“Infinite” scaling is a goal but absolutely not a given
Probably the most hot-button issue in the history of cryptocurrency is scaling, and the contention that it can or can’t scale, and how it could, has divided communities and sparked endless debate. The idea of only one chain persisting, however, requires that Bitcoin scales infinitely, an idea supported by the originalist/Cash/SV camps of maximalists. The idea that a cryptocurrency can scale to reach wide audiences is perfectly reasonable, as is the goal of making it an accessible money for every person on the planet, though this is no easy task and requires some complicated puzzles be solved, like block propagation at high transaction levels. However, scaling to meet every single need of every single person for every single purpose, on a single chain, may very well be a fool’s errand, and at best may result in some unenviable tradeoffs. Does the world money chain need to process every micro transaction and social media-integrated payment for every “like” and impression? How about every transaction in an online game’s expansive world economy? What about smart contracts, monetization per impression, signed messages, and a host of other applications for an immutable ledger? That could very well amount to thousands of transactions per day per person, and any single blockchain attempting to process that many on a global scale will likely run into problems.

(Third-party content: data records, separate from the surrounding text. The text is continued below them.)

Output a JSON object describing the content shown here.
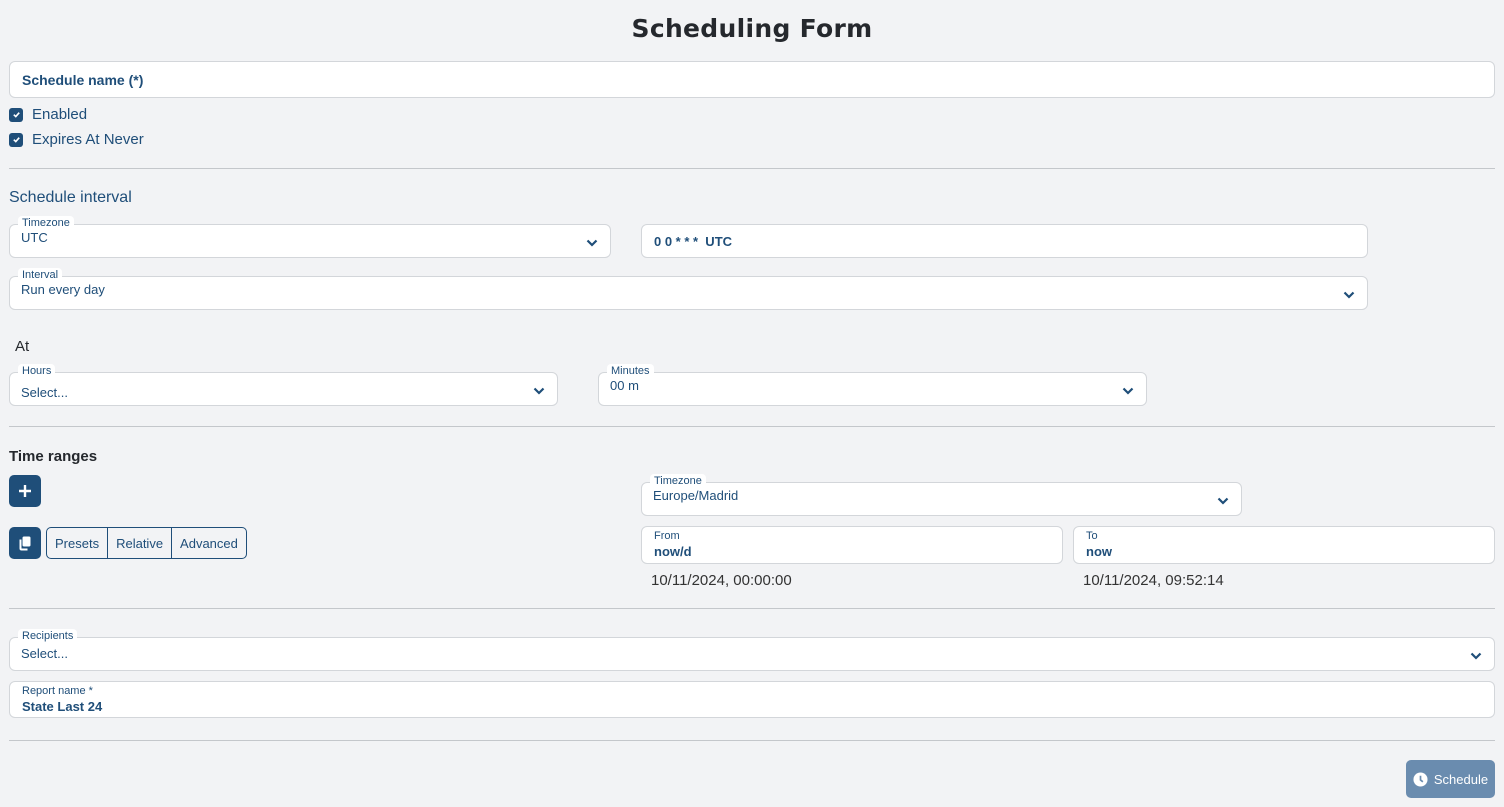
{
  "page": {
    "title": "Scheduling Form"
  },
  "schedule_name": {
    "placeholder": "Schedule name (*)",
    "value": ""
  },
  "checkboxes": [
    {
      "label": "Enabled",
      "checked": true
    },
    {
      "label": "Expires At Never",
      "checked": true
    }
  ],
  "schedule_interval": {
    "heading": "Schedule interval",
    "timezone": {
      "label": "Timezone",
      "value": "UTC"
    },
    "cron_expression": "0 0 * * *  UTC",
    "interval": {
      "label": "Interval",
      "value": "Run every day"
    },
    "at_label": "At",
    "hours": {
      "label": "Hours",
      "value": "Select..."
    },
    "minutes": {
      "label": "Minutes",
      "value": "00 m"
    }
  },
  "time_ranges": {
    "heading": "Time ranges",
    "add_icon": "plus-icon",
    "copy_icon": "copy-icon",
    "segments": [
      "Presets",
      "Relative",
      "Advanced"
    ],
    "timezone": {
      "label": "Timezone",
      "value": "Europe/Madrid"
    },
    "from": {
      "label": "From",
      "value": "now/d",
      "resolved": "10/11/2024, 00:00:00"
    },
    "to": {
      "label": "To",
      "value": "now",
      "resolved": "10/11/2024, 09:52:14"
    }
  },
  "recipients": {
    "label": "Recipients",
    "value": "Select..."
  },
  "report_name": {
    "label": "Report name *",
    "value": "State Last 24"
  },
  "actions": {
    "schedule_label": "Schedule",
    "schedule_icon": "clock-icon"
  },
  "colors": {
    "primary": "#1f4e79",
    "background": "#f2f3f5",
    "button_disabled": "#6a8caf",
    "border": "#d3d6da"
  }
}
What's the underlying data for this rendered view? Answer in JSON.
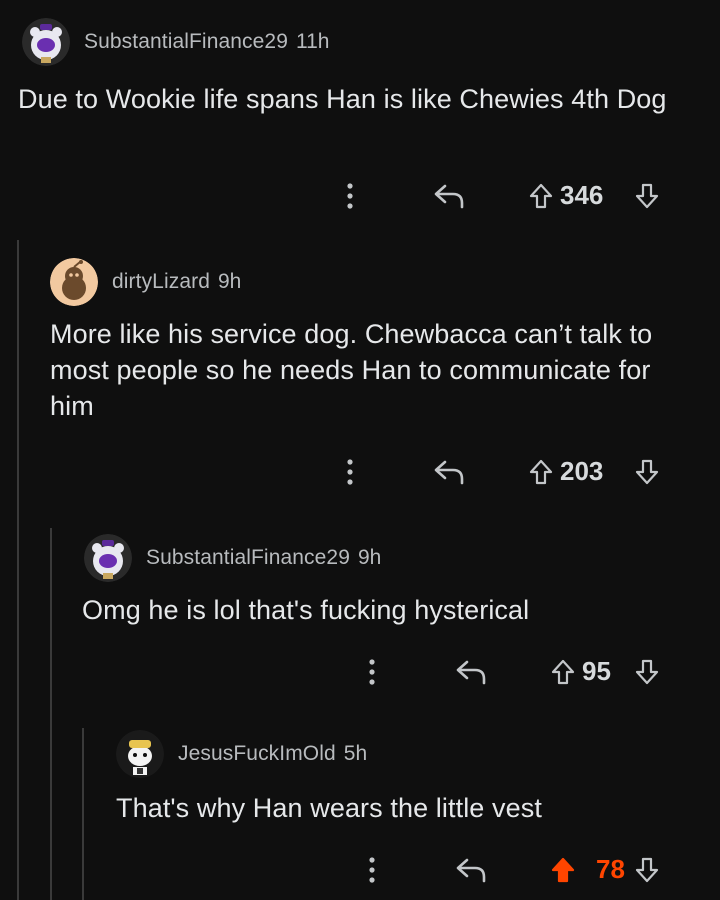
{
  "comments": [
    {
      "username": "SubstantialFinance29",
      "time": "11h",
      "text": "Due to Wookie life spans Han is like Chewies 4th Dog",
      "score": "346",
      "upvoted": false
    },
    {
      "username": "dirtyLizard",
      "time": "9h",
      "text": "More like his service dog. Chewbacca can’t talk to most people so he needs Han to communicate for him",
      "score": "203",
      "upvoted": false
    },
    {
      "username": "SubstantialFinance29",
      "time": "9h",
      "text": "Omg he is lol that's fucking hysterical",
      "score": "95",
      "upvoted": false
    },
    {
      "username": "JesusFuckImOld",
      "time": "5h",
      "text": "That's why Han wears the little vest",
      "score": "78",
      "upvoted": true
    }
  ],
  "colors": {
    "background": "#0f0f0f",
    "text": "#e6e8ea",
    "meta": "#b8bbbe",
    "thread_line": "#3a3a3a",
    "upvote_active": "#ff4500"
  },
  "icons": {
    "more": "more-vertical-icon",
    "reply": "reply-icon",
    "upvote": "upvote-arrow-icon",
    "downvote": "downvote-arrow-icon"
  }
}
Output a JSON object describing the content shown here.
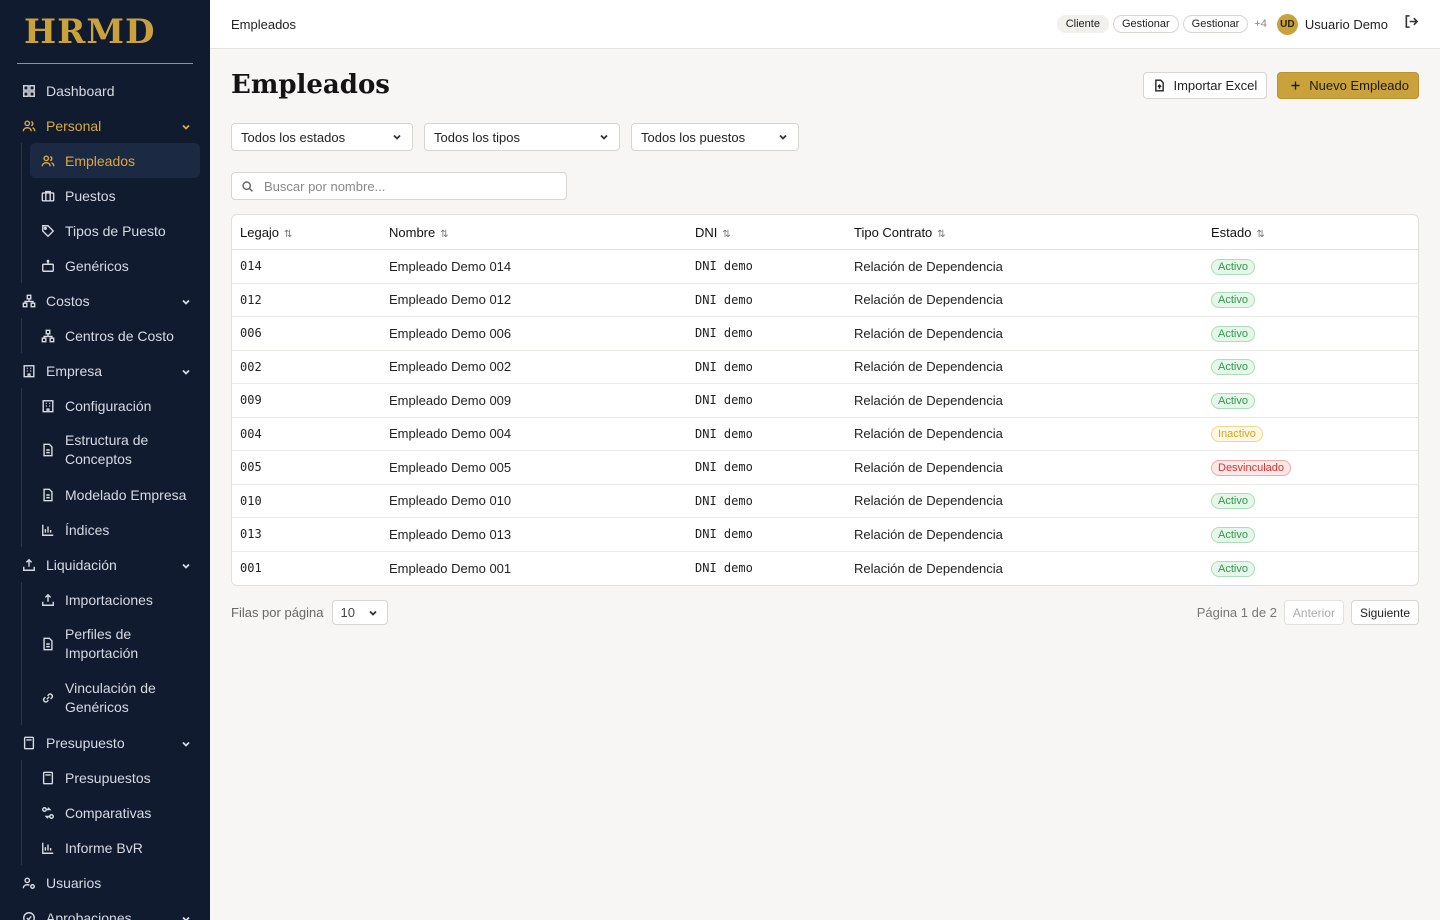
{
  "brand": "HRMD",
  "sidebar": {
    "items": [
      {
        "label": "Dashboard"
      },
      {
        "label": "Personal",
        "children": [
          "Empleados",
          "Puestos",
          "Tipos de Puesto",
          "Genéricos"
        ]
      },
      {
        "label": "Costos",
        "children": [
          "Centros de Costo"
        ]
      },
      {
        "label": "Empresa",
        "children": [
          "Configuración",
          "Estructura de Conceptos",
          "Modelado Empresa",
          "Índices"
        ]
      },
      {
        "label": "Liquidación",
        "children": [
          "Importaciones",
          "Perfiles de Importación",
          "Vinculación de Genéricos"
        ]
      },
      {
        "label": "Presupuesto",
        "children": [
          "Presupuestos",
          "Comparativas",
          "Informe BvR"
        ]
      },
      {
        "label": "Usuarios"
      },
      {
        "label": "Aprobaciones"
      }
    ]
  },
  "header": {
    "breadcrumb": "Empleados",
    "roles": [
      "Cliente",
      "Gestionar",
      "Gestionar"
    ],
    "more_roles": "+4",
    "avatar_initials": "UD",
    "user_name": "Usuario Demo"
  },
  "main": {
    "title": "Empleados",
    "import_label": "Importar Excel",
    "new_label": "Nuevo Empleado",
    "filters": [
      "Todos los estados",
      "Todos los tipos",
      "Todos los puestos"
    ],
    "search_placeholder": "Buscar por nombre...",
    "columns": [
      "Legajo",
      "Nombre",
      "DNI",
      "Tipo Contrato",
      "Estado"
    ],
    "rows": [
      {
        "legajo": "014",
        "nombre": "Empleado Demo 014",
        "dni": "DNI demo",
        "tipo": "Relación de Dependencia",
        "estado": "Activo"
      },
      {
        "legajo": "012",
        "nombre": "Empleado Demo 012",
        "dni": "DNI demo",
        "tipo": "Relación de Dependencia",
        "estado": "Activo"
      },
      {
        "legajo": "006",
        "nombre": "Empleado Demo 006",
        "dni": "DNI demo",
        "tipo": "Relación de Dependencia",
        "estado": "Activo"
      },
      {
        "legajo": "002",
        "nombre": "Empleado Demo 002",
        "dni": "DNI demo",
        "tipo": "Relación de Dependencia",
        "estado": "Activo"
      },
      {
        "legajo": "009",
        "nombre": "Empleado Demo 009",
        "dni": "DNI demo",
        "tipo": "Relación de Dependencia",
        "estado": "Activo"
      },
      {
        "legajo": "004",
        "nombre": "Empleado Demo 004",
        "dni": "DNI demo",
        "tipo": "Relación de Dependencia",
        "estado": "Inactivo"
      },
      {
        "legajo": "005",
        "nombre": "Empleado Demo 005",
        "dni": "DNI demo",
        "tipo": "Relación de Dependencia",
        "estado": "Desvinculado"
      },
      {
        "legajo": "010",
        "nombre": "Empleado Demo 010",
        "dni": "DNI demo",
        "tipo": "Relación de Dependencia",
        "estado": "Activo"
      },
      {
        "legajo": "013",
        "nombre": "Empleado Demo 013",
        "dni": "DNI demo",
        "tipo": "Relación de Dependencia",
        "estado": "Activo"
      },
      {
        "legajo": "001",
        "nombre": "Empleado Demo 001",
        "dni": "DNI demo",
        "tipo": "Relación de Dependencia",
        "estado": "Activo"
      }
    ],
    "rows_per_page_label": "Filas por página",
    "rows_per_page": "10",
    "page_info": "Página 1 de 2",
    "prev_label": "Anterior",
    "next_label": "Siguiente"
  },
  "colors": {
    "sidebar_bg": "#101b30",
    "accent": "#c9a23c",
    "active_text": "#d9a940",
    "status_activo": "#2f9a4a",
    "status_inactivo": "#d6a31c",
    "status_desvinculado": "#d23535"
  }
}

Even if possible, a series of compromises and tradeoffs may be necessary to fill the whole world’s various needs with a single blockchain. Too large of a blockchain eventually may necessitate storing only more recent transactions rather than the whole chain, which could impact the principle of an immutable permanent ledger as a source of an ultimate truth. Too large of a strain on nodes may result in only a select few running them, which impacts the decentralization prospect of the system. And having a system process low-value microtransactions along with monetary transfers can impact the profitability of the latter where miners simply cannot afford to process billions of payments and trillions of transactions for other purposes, all for a cost that is economically acceptable to all users. At some point, trying to have Bitcoin do everything may impact its ability to do what it does best.
Evolve or die, nothing lasts forever
Finally, there’s a certain fatality to the concept of never-changing tech. Bitcoin didn’t exist until ten years ago, and likely wouldn’t have been possible for nearly all of human history outside of that point. While many of the concepts and innovations in the Bitcoin whitepaper may very well be timeless, its approach to securing a decentralized financial network constitutes the best that was available at that time. Improvements to privacy, speed of transactions, security of the blockchain, and governance have since been developed, with more surely to come over the coming years. Building on Bitcoin, one of the most groundbreaking and liberating technologies of time, is essential. Never evolving past what was imagined at a finite point in time, however, makes the tech just that: finite. An infinite world needs evolution.
Bitcoin’s vision turned the world on its head. Without evolution, it would be a mere footnote in history. Bitcoin maximalism, through its strict adherence to tenets antithetical to long-term relevance, has planned out its own self-destruction.